| RECORD EXTRACTS |
= Beginning of Section =
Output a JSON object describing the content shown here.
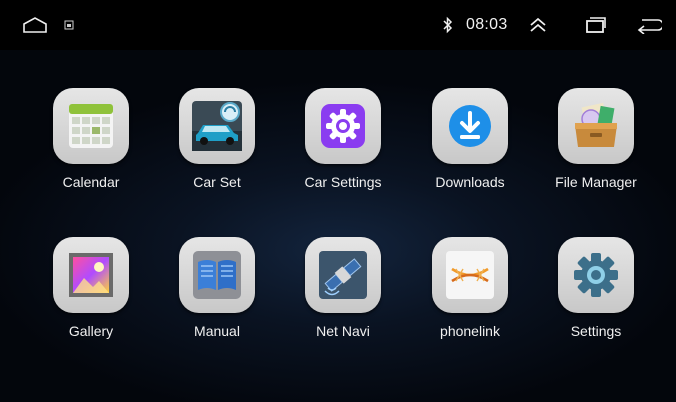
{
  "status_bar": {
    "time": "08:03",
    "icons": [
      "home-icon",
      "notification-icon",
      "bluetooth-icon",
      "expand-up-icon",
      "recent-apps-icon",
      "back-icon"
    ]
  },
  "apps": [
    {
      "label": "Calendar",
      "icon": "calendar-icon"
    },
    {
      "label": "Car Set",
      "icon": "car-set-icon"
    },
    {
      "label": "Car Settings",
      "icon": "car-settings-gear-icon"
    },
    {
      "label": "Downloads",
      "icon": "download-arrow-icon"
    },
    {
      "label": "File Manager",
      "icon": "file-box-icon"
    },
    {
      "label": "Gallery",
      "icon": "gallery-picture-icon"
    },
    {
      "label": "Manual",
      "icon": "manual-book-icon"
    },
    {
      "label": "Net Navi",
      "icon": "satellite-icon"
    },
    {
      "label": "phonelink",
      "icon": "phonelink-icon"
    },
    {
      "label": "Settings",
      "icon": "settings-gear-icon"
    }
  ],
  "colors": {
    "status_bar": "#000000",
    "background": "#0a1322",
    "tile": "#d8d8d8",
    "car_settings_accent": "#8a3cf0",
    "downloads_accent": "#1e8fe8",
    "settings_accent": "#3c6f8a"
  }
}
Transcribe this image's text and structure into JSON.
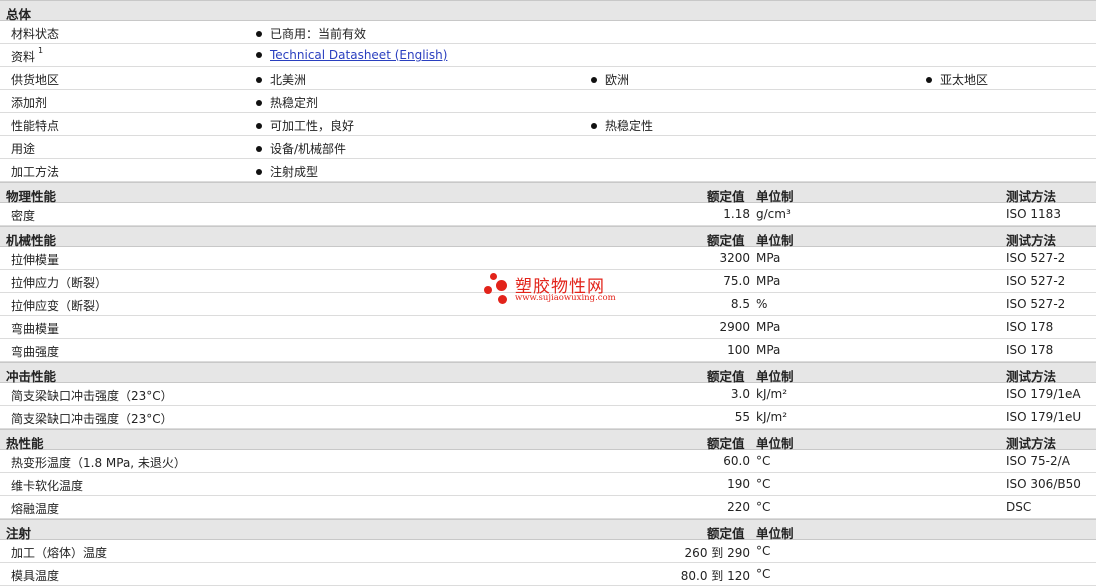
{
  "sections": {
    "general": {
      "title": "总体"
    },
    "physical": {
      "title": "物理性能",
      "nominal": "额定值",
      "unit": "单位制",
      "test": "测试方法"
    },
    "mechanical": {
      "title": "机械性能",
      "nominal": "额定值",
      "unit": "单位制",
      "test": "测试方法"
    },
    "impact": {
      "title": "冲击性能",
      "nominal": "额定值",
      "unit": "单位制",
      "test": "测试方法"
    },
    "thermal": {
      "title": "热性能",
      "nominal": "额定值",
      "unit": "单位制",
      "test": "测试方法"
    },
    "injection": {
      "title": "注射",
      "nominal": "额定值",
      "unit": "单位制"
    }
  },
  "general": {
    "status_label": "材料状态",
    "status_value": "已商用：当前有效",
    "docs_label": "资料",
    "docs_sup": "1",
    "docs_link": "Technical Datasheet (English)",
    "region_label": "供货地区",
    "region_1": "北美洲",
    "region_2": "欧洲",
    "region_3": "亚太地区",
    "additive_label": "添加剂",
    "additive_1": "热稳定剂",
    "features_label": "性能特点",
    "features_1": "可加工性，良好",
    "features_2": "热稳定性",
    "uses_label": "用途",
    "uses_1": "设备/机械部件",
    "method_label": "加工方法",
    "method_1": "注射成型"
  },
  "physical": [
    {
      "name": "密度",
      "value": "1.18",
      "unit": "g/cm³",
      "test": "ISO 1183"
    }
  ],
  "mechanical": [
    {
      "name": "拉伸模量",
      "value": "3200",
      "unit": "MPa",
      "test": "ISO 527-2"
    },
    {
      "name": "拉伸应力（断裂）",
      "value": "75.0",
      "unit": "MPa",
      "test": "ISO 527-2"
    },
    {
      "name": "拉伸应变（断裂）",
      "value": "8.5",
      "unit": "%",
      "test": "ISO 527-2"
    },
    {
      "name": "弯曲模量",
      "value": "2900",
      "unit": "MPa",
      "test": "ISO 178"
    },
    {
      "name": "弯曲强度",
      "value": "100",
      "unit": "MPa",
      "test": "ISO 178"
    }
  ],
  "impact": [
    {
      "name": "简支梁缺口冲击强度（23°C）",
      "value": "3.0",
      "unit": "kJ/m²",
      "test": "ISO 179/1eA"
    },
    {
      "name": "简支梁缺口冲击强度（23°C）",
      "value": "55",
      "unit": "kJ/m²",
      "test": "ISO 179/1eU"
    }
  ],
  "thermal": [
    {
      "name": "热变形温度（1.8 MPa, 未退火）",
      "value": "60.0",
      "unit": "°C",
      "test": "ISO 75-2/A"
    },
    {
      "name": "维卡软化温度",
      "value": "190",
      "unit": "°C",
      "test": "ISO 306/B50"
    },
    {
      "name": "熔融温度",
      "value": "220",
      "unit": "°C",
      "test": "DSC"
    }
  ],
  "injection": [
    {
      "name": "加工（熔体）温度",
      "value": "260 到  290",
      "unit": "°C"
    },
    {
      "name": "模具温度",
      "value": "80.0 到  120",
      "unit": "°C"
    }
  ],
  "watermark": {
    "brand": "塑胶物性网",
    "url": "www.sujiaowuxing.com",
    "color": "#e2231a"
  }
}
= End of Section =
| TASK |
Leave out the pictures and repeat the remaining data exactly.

| TASK SOLUTION |
Output a JSON object describing the content shown here.
{
  "status_bar": {
    "time": "08:03",
    "icons": [
      "home-icon",
      "notification-icon",
      "bluetooth-icon",
      "expand-up-icon",
      "recent-apps-icon",
      "back-icon"
    ]
  },
  "apps": [
    {
      "label": "Calendar",
      "icon": "calendar-icon"
    },
    {
      "label": "Car Set",
      "icon": "car-set-icon"
    },
    {
      "label": "Car Settings",
      "icon": "car-settings-gear-icon"
    },
    {
      "label": "Downloads",
      "icon": "download-arrow-icon"
    },
    {
      "label": "File Manager",
      "icon": "file-box-icon"
    },
    {
      "label": "Gallery",
      "icon": "gallery-picture-icon"
    },
    {
      "label": "Manual",
      "icon": "manual-book-icon"
    },
    {
      "label": "Net Navi",
      "icon": "satellite-icon"
    },
    {
      "label": "phonelink",
      "icon": "phonelink-icon"
    },
    {
      "label": "Settings",
      "icon": "settings-gear-icon"
    }
  ],
  "colors": {
    "status_bar": "#000000",
    "background": "#0a1322",
    "tile": "#d8d8d8",
    "car_settings_accent": "#8a3cf0",
    "downloads_accent": "#1e8fe8",
    "settings_accent": "#3c6f8a"
  }
}
Transcribe this image's text and structure into JSON.
{
  "sections": {
    "general": {
      "title": "总体"
    },
    "physical": {
      "title": "物理性能",
      "nominal": "额定值",
      "unit": "单位制",
      "test": "测试方法"
    },
    "mechanical": {
      "title": "机械性能",
      "nominal": "额定值",
      "unit": "单位制",
      "test": "测试方法"
    },
    "impact": {
      "title": "冲击性能",
      "nominal": "额定值",
      "unit": "单位制",
      "test": "测试方法"
    },
    "thermal": {
      "title": "热性能",
      "nominal": "额定值",
      "unit": "单位制",
      "test": "测试方法"
    },
    "injection": {
      "title": "注射",
      "nominal": "额定值",
      "unit": "单位制"
    }
  },
  "general": {
    "status_label": "材料状态",
    "status_value": "已商用：当前有效",
    "docs_label": "资料",
    "docs_sup": "1",
    "docs_link": "Technical Datasheet (English)",
    "region_label": "供货地区",
    "region_1": "北美洲",
    "region_2": "欧洲",
    "region_3": "亚太地区",
    "additive_label": "添加剂",
    "additive_1": "热稳定剂",
    "features_label": "性能特点",
    "features_1": "可加工性，良好",
    "features_2": "热稳定性",
    "uses_label": "用途",
    "uses_1": "设备/机械部件",
    "method_label": "加工方法",
    "method_1": "注射成型"
  },
  "physical": [
    {
      "name": "密度",
      "value": "1.18",
      "unit": "g/cm³",
      "test": "ISO 1183"
    }
  ],
  "mechanical": [
    {
      "name": "拉伸模量",
      "value": "3200",
      "unit": "MPa",
      "test": "ISO 527-2"
    },
    {
      "name": "拉伸应力（断裂）",
      "value": "75.0",
      "unit": "MPa",
      "test": "ISO 527-2"
    },
    {
      "name": "拉伸应变（断裂）",
      "value": "8.5",
      "unit": "%",
      "test": "ISO 527-2"
    },
    {
      "name": "弯曲模量",
      "value": "2900",
      "unit": "MPa",
      "test": "ISO 178"
    },
    {
      "name": "弯曲强度",
      "value": "100",
      "unit": "MPa",
      "test": "ISO 178"
    }
  ],
  "impact": [
    {
      "name": "简支梁缺口冲击强度（23°C）",
      "value": "3.0",
      "unit": "kJ/m²",
      "test": "ISO 179/1eA"
    },
    {
      "name": "简支梁缺口冲击强度（23°C）",
      "value": "55",
      "unit": "kJ/m²",
      "test": "ISO 179/1eU"
    }
  ],
  "thermal": [
    {
      "name": "热变形温度（1.8 MPa, 未退火）",
      "value": "60.0",
      "unit": "°C",
      "test": "ISO 75-2/A"
    },
    {
      "name": "维卡软化温度",
      "value": "190",
      "unit": "°C",
      "test": "ISO 306/B50"
    },
    {
      "name": "熔融温度",
      "value": "220",
      "unit": "°C",
      "test": "DSC"
    }
  ],
  "injection": [
    {
      "name": "加工（熔体）温度",
      "value": "260 到  290",
      "unit": "°C"
    },
    {
      "name": "模具温度",
      "value": "80.0 到  120",
      "unit": "°C"
    }
  ],
  "watermark": {
    "brand": "塑胶物性网",
    "url": "www.sujiaowuxing.com",
    "color": "#e2231a"
  }
}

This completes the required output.